It’s an amazing employment opportunity – or is it? Scammers often hijack the job market and ensnare hopeful job seekers into their schemes. If you’re job-hunting, it’s a good idea to review how these scams play out and how to avoid them. To help you out, we’ve created a guide on what you need to know to stay safe from job scams.
How the scams play out
There are several variations of job scams. Here are the most common ones:
Bogus job listing
There’s a Help Wanted ad for a dream job, and the job-seeker applies with great optimism. They’ll share their information and even pay a small fee to submit their resume, or to cover alleged job supplies. Sadly for them, the job doesn’t actually exist and they’ll never hear from the “employer” again.
An alleged rep from a well-known agency, government institution or hiring firm reaches out to a target asking them to send the funds to cover a screening fee to be considered for a job. While the job does exist, the representative is a scammer. The money the victim has shared will go directly into the scammer’s pocket.
Like any phishing scam, a victim is targeted directly via email. The email will offer the victim a fantastic job, but first ask that they share confidential information. If the victim complies, they’ll be giving their personal information to a scammer.
Inflated payment scam
In this ruse, a target will be hired for a remote position. When payday arrives, the victim will receive a check written for an amount that is for more than the “new employee” should have received. The employer will ask them to cash the check and mail back the extra funds. Unfortunately, a few days later, when the check doesn’t clear, the victim realizes they’ve been scammed.
How to spot a job scam
Learning to identify the signs of a job scam can help you avoid them and find gainful employment. Here are some red flags to watch out for while job-hunting:
If the emails you receive from a would-be employer or HR rep are riddled with red flags, such as:
- Spelling Mistakes
- Formatted in an unprofessional manner
In cases such as this, you may be dealing with a scammer.
No physical company mailing address
Even a business that mostly hires remote employees needs a street address. Here are some potential red flags:

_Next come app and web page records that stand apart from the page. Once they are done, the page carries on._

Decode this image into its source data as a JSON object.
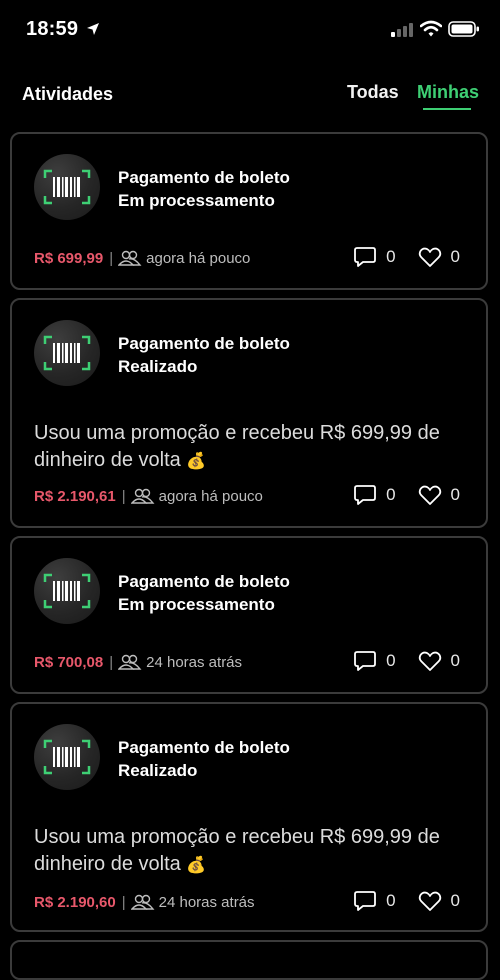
{
  "status_bar": {
    "time": "18:59"
  },
  "header": {
    "title": "Atividades",
    "tabs": [
      {
        "label": "Todas",
        "active": false
      },
      {
        "label": "Minhas",
        "active": true
      }
    ]
  },
  "colors": {
    "accent": "#3ecf74",
    "amount": "#e8586b",
    "card_border": "#3b3b3b"
  },
  "cards": [
    {
      "title": "Pagamento de boleto",
      "status": "Em processamento",
      "description": "",
      "amount": "R$ 699,99",
      "time": "agora há pouco",
      "comments": "0",
      "likes": "0"
    },
    {
      "title": "Pagamento de boleto",
      "status": "Realizado",
      "description": "Usou uma promoção e recebeu R$ 699,99 de dinheiro de volta",
      "emoji": "💰",
      "amount": "R$ 2.190,61",
      "time": "agora há pouco",
      "comments": "0",
      "likes": "0"
    },
    {
      "title": "Pagamento de boleto",
      "status": "Em processamento",
      "description": "",
      "amount": "R$ 700,08",
      "time": "24 horas atrás",
      "comments": "0",
      "likes": "0"
    },
    {
      "title": "Pagamento de boleto",
      "status": "Realizado",
      "description": "Usou uma promoção e recebeu R$ 699,99 de dinheiro de volta",
      "emoji": "💰",
      "amount": "R$ 2.190,60",
      "time": "24 horas atrás",
      "comments": "0",
      "likes": "0"
    }
  ]
}
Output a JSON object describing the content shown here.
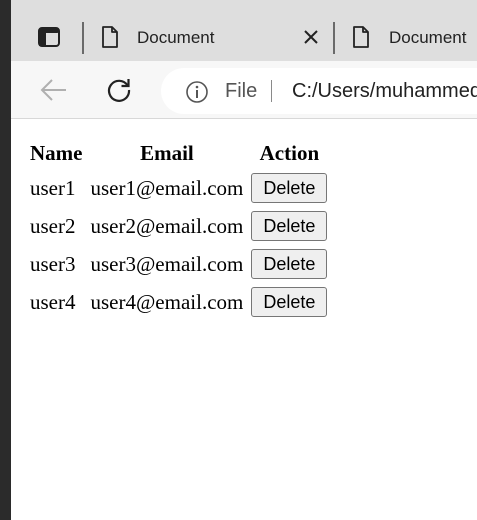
{
  "browser": {
    "tabs": [
      {
        "title": "Document"
      },
      {
        "title": "Document"
      }
    ],
    "address": {
      "scheme_label": "File",
      "url": "C:/Users/muhammed"
    }
  },
  "page": {
    "table": {
      "headers": [
        "Name",
        "Email",
        "Action"
      ],
      "rows": [
        {
          "name": "user1",
          "email": "user1@email.com",
          "action": "Delete"
        },
        {
          "name": "user2",
          "email": "user2@email.com",
          "action": "Delete"
        },
        {
          "name": "user3",
          "email": "user3@email.com",
          "action": "Delete"
        },
        {
          "name": "user4",
          "email": "user4@email.com",
          "action": "Delete"
        }
      ]
    }
  }
}
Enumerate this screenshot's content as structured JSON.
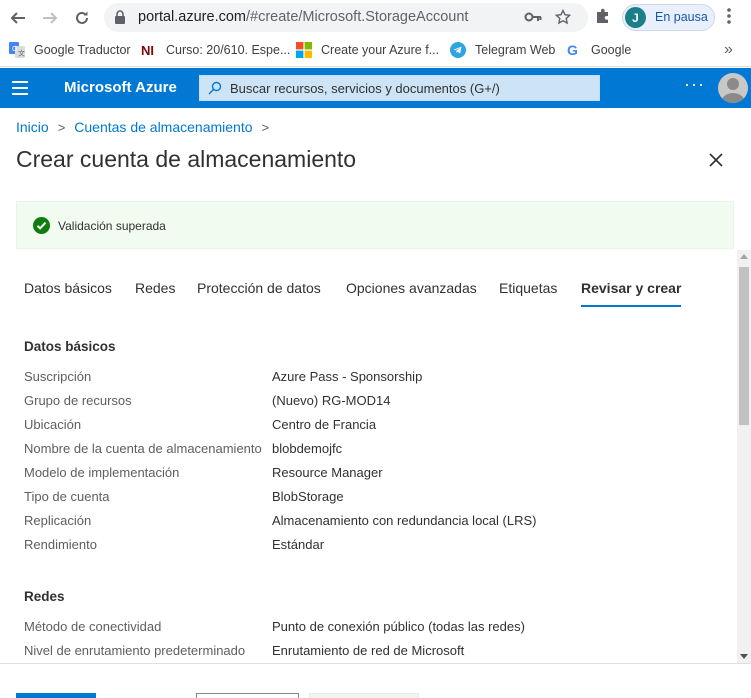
{
  "browser": {
    "url_host": "portal.azure.com",
    "url_path": "/#create/Microsoft.StorageAccount",
    "profile_initial": "J",
    "profile_status": "En pausa",
    "bookmarks": [
      {
        "label": "Google Traductor",
        "icon": "google-translate-icon"
      },
      {
        "label": "Curso: 20/610. Espe...",
        "icon": "ni-course-icon"
      },
      {
        "label": "Create your Azure f...",
        "icon": "microsoft-logo-icon"
      },
      {
        "label": "Telegram Web",
        "icon": "telegram-icon"
      },
      {
        "label": "Google",
        "icon": "google-icon"
      }
    ],
    "bookmarks_more": "»"
  },
  "azure": {
    "brand": "Microsoft Azure",
    "search_placeholder": "Buscar recursos, servicios y documentos (G+/)",
    "more_label": "···",
    "accent_color": "#0078d4"
  },
  "breadcrumb": {
    "items": [
      "Inicio",
      "Cuentas de almacenamiento"
    ],
    "separator": ">"
  },
  "page": {
    "title": "Crear cuenta de almacenamiento",
    "validation": "Validación superada"
  },
  "tabs": [
    {
      "label": "Datos básicos",
      "active": false
    },
    {
      "label": "Redes",
      "active": false
    },
    {
      "label": "Protección de datos",
      "active": false
    },
    {
      "label": "Opciones avanzadas",
      "active": false
    },
    {
      "label": "Etiquetas",
      "active": false
    },
    {
      "label": "Revisar y crear",
      "active": true
    }
  ],
  "sections": [
    {
      "title": "Datos básicos",
      "rows": [
        {
          "label": "Suscripción",
          "value": "Azure Pass - Sponsorship"
        },
        {
          "label": "Grupo de recursos",
          "value": "(Nuevo) RG-MOD14"
        },
        {
          "label": "Ubicación",
          "value": "Centro de Francia"
        },
        {
          "label": "Nombre de la cuenta de almacenamiento",
          "value": "blobdemojfc"
        },
        {
          "label": "Modelo de implementación",
          "value": "Resource Manager"
        },
        {
          "label": "Tipo de cuenta",
          "value": "BlobStorage"
        },
        {
          "label": "Replicación",
          "value": "Almacenamiento con redundancia local (LRS)"
        },
        {
          "label": "Rendimiento",
          "value": "Estándar"
        }
      ]
    },
    {
      "title": "Redes",
      "rows": [
        {
          "label": "Método de conectividad",
          "value": "Punto de conexión público (todas las redes)"
        },
        {
          "label": "Nivel de enrutamiento predeterminado",
          "value": "Enrutamiento de red de Microsoft"
        }
      ]
    }
  ]
}
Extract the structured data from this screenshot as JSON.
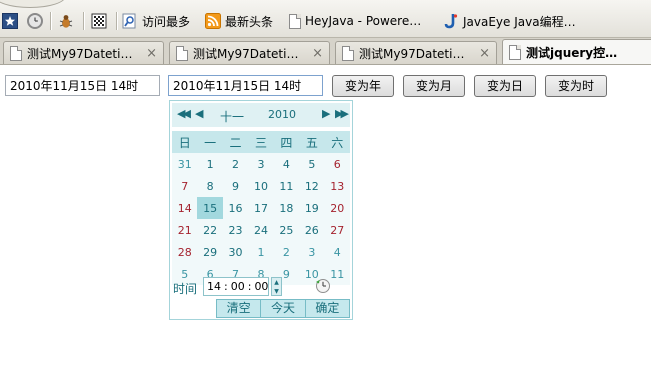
{
  "bookmarks": {
    "items": [
      {
        "label": "访问最多"
      },
      {
        "label": "最新头条"
      },
      {
        "label": "HeyJava - Powere…"
      },
      {
        "label": "JavaEye Java编程…"
      }
    ]
  },
  "tabs": [
    {
      "label": "测试My97Dateti…",
      "active": false
    },
    {
      "label": "测试My97Dateti…",
      "active": false
    },
    {
      "label": "测试My97Dateti…",
      "active": false
    },
    {
      "label": "测试jquery控…",
      "active": true
    }
  ],
  "tab_close_glyph": "×",
  "inputs": {
    "first_value": "2010年11月15日 14时",
    "second_value": "2010年11月15日 14时"
  },
  "buttons": {
    "to_year": "变为年",
    "to_month": "变为月",
    "to_day": "变为日",
    "to_hour": "变为时"
  },
  "picker": {
    "month": "十一",
    "year": "2010",
    "nav": {
      "prev_year": "◀◀",
      "prev_month": "◀",
      "next_month": "▶",
      "next_year": "▶▶"
    },
    "weekdays": [
      "日",
      "一",
      "二",
      "三",
      "四",
      "五",
      "六"
    ],
    "weeks": [
      [
        "31",
        "1",
        "2",
        "3",
        "4",
        "5",
        "6"
      ],
      [
        "7",
        "8",
        "9",
        "10",
        "11",
        "12",
        "13"
      ],
      [
        "14",
        "15",
        "16",
        "17",
        "18",
        "19",
        "20"
      ],
      [
        "21",
        "22",
        "23",
        "24",
        "25",
        "26",
        "27"
      ],
      [
        "28",
        "29",
        "30",
        "1",
        "2",
        "3",
        "4"
      ],
      [
        "5",
        "6",
        "7",
        "8",
        "9",
        "10",
        "11"
      ]
    ],
    "selected_day": "15",
    "time_label": "时间",
    "time": {
      "hour": "14",
      "minute": "00",
      "second": "00",
      "sep": ":"
    },
    "clear_label": "清空",
    "today_label": "今天",
    "ok_label": "确定"
  },
  "colors": {
    "picker_text": "#1a6f7c",
    "picker_header": "#dff1f3",
    "picker_weekday_bg": "#c6e7eb",
    "picker_selected": "#a2d8de",
    "weekend": "#a5232f"
  }
}
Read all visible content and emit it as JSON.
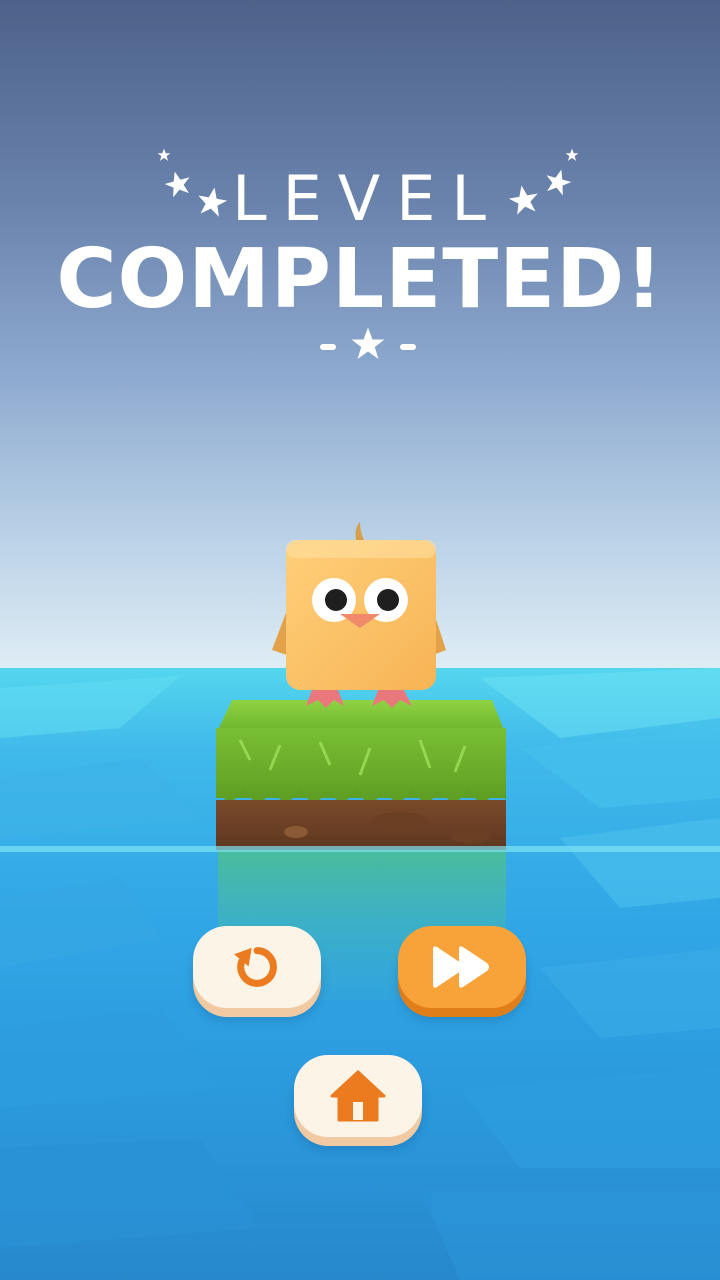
{
  "header": {
    "level_label": "LEVEL",
    "completed_label": "COMPLETED!"
  },
  "buttons": {
    "restart_icon": "restart-icon",
    "next_icon": "fast-forward-icon",
    "home_icon": "home-icon"
  },
  "colors": {
    "accent_orange": "#f8a23a",
    "button_light": "#fdf4e8",
    "icon_orange": "#ec7a1e"
  }
}
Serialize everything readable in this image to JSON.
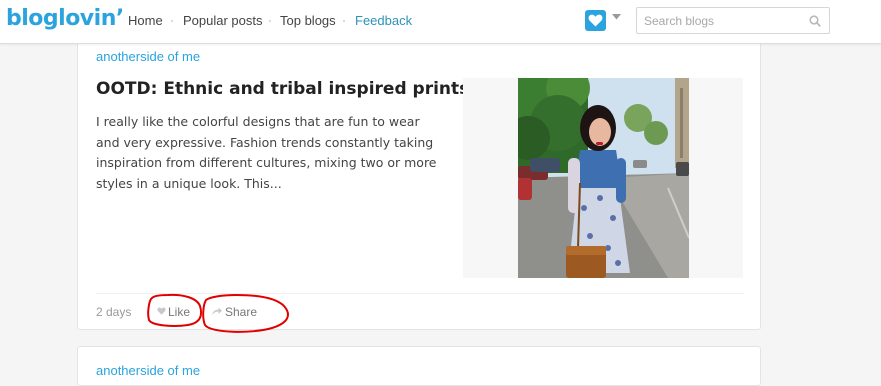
{
  "header": {
    "logo": "bloglovin’",
    "nav": [
      "Home",
      "Popular posts",
      "Top blogs",
      "Feedback"
    ],
    "search_placeholder": "Search blogs",
    "colors": {
      "brand": "#2aa3de",
      "feedback_link": "#2a93b8"
    }
  },
  "post": {
    "blog_name": "anotherside of me",
    "title": "OOTD: Ethnic and tribal inspired prints",
    "excerpt": "I really like the colorful designs that are fun to wear and very expressive. Fashion trends constantly taking inspiration from different cultures, mixing two or more styles in a unique look. This...",
    "time": "2 days",
    "actions": {
      "like": "Like",
      "share": "Share"
    },
    "annotation_color": "#e00000"
  },
  "next_post": {
    "blog_name": "anotherside of me"
  },
  "icons": [
    "heart-icon",
    "chevron-down-icon",
    "search-icon",
    "like-heart-icon",
    "share-arrow-icon"
  ]
}
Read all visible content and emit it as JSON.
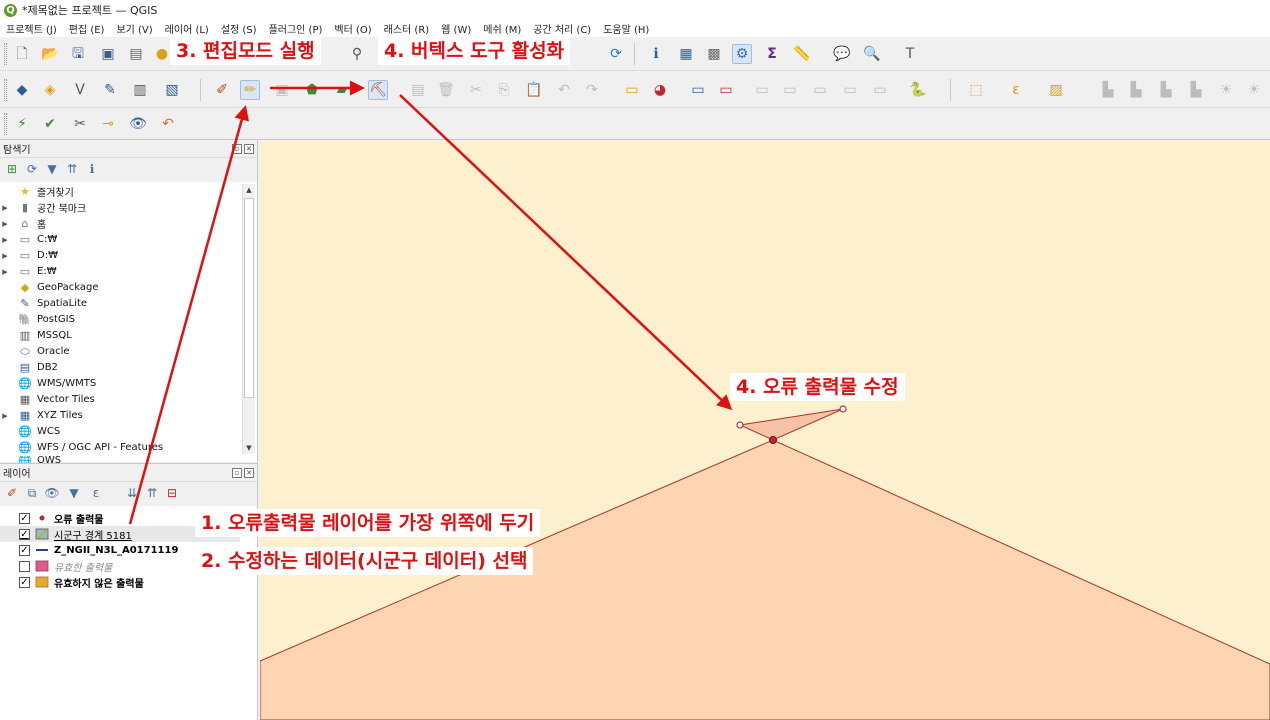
{
  "window": {
    "title": "*제목없는 프로젝트 — QGIS"
  },
  "menu": [
    "프로젝트 (J)",
    "편집 (E)",
    "보기 (V)",
    "레이어 (L)",
    "설정 (S)",
    "플러그인 (P)",
    "벡터 (O)",
    "래스터 (R)",
    "웹 (W)",
    "메쉬 (M)",
    "공간 처리 (C)",
    "도움말 (H)"
  ],
  "browser": {
    "title": "탐색기",
    "items": [
      {
        "label": "즐겨찾기",
        "icon": "star-icon",
        "expandable": false
      },
      {
        "label": "공간 북마크",
        "icon": "bookmark-icon",
        "expandable": true
      },
      {
        "label": "홈",
        "icon": "home-folder-icon",
        "expandable": true
      },
      {
        "label": "C:₩",
        "icon": "folder-icon",
        "expandable": true
      },
      {
        "label": "D:₩",
        "icon": "folder-icon",
        "expandable": true
      },
      {
        "label": "E:₩",
        "icon": "folder-icon",
        "expandable": true
      },
      {
        "label": "GeoPackage",
        "icon": "geopackage-icon",
        "expandable": false
      },
      {
        "label": "SpatiaLite",
        "icon": "spatialite-icon",
        "expandable": false
      },
      {
        "label": "PostGIS",
        "icon": "postgis-icon",
        "expandable": false
      },
      {
        "label": "MSSQL",
        "icon": "mssql-icon",
        "expandable": false
      },
      {
        "label": "Oracle",
        "icon": "oracle-icon",
        "expandable": false
      },
      {
        "label": "DB2",
        "icon": "db2-icon",
        "expandable": false
      },
      {
        "label": "WMS/WMTS",
        "icon": "wms-icon",
        "expandable": false
      },
      {
        "label": "Vector Tiles",
        "icon": "vector-tiles-icon",
        "expandable": false
      },
      {
        "label": "XYZ Tiles",
        "icon": "xyz-tiles-icon",
        "expandable": true
      },
      {
        "label": "WCS",
        "icon": "wcs-icon",
        "expandable": false
      },
      {
        "label": "WFS / OGC API - Features",
        "icon": "wfs-icon",
        "expandable": false
      },
      {
        "label": "OWS",
        "icon": "ows-icon",
        "expandable": false
      }
    ]
  },
  "layers": {
    "title": "레이어",
    "items": [
      {
        "label": "오류 출력물",
        "checked": true,
        "symbol": "point",
        "color": "#c0282d",
        "style": "bold"
      },
      {
        "label": "시군구 경계 5181",
        "checked": true,
        "symbol": "polygon-edit",
        "color": "#8fbfbf",
        "style": "selected"
      },
      {
        "label": "Z_NGII_N3L_A0171119",
        "checked": true,
        "symbol": "line",
        "color": "#2c3e8c",
        "style": "bold"
      },
      {
        "label": "유효한 출력물",
        "checked": false,
        "symbol": "polygon",
        "color": "#e05a8a",
        "style": "italic"
      },
      {
        "label": "유효하지 않은 출력물",
        "checked": true,
        "symbol": "polygon",
        "color": "#e8a830",
        "style": "bold"
      }
    ]
  },
  "annotations": {
    "step3": "3. 편집모드 실행",
    "step4_tool": "4. 버텍스 도구 활성화",
    "step4_fix": "4. 오류 출력물 수정",
    "step1": "1. 오류출력물 레이어를 가장 위쪽에 두기",
    "step2": "2. 수정하는 데이터(시군구 데이터) 선택"
  },
  "colors": {
    "map_background": "#fdf0cf",
    "polygon_fill": "#fdd5b3",
    "polygon_stroke": "#a83228",
    "annotation_red": "#e11010"
  }
}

- If you can’t seem to find one on the company’s site
- Your “employer” refuses to share this basic location information with you
In these cases, the company may be a cover for a scam ring.
Most legitimate employers will not ask a new hire or hopeful employee to pay a fee for supplies or to submit a resume. If you’re asked to do so, you may be looking at a scam.
Here is how this scam works:
- A check from a new employer that is made out for more than your wages or salary.
- The “employer” ask for the surplus to be returned.
Don’t cash the check and terminate all contact with the “employer”.
Premature request for information
It’s perfectly okay for an employer to ask a new employee to share personal information such as:
- Social Security number
- Date of birth
- Checking account information,
These details should not be shared until an official contract is signed and the employee is sure the job and the employer are legit. In fact, it may be a good idea to hold off on signing up for direct deposit of your paycheck until you’ve been employed for a while and you know the job is a keeper.
You’ll be underworked and overpaid
If a job is promising a high salary for very little and/or very easy and unskilled work, it’s likely a scam.
Before applying to or accepting a job offer, do thorough research. Ask for references of past or current employees and check out the company website to see if it’s secure and has real information about the firm, including a street address. Check out the company’s social media pages, like LinkedIn, as well. Finally, ask the employer, or the person doing the hiring, any questions you may have about the company or the job.
Job-hunting can be stressful, so don’t let a scam make the experience more difficult. Stay alert and stay safe by following the tips outlined here.
Have you been targeted by a job scam? Tell us about it in the comments.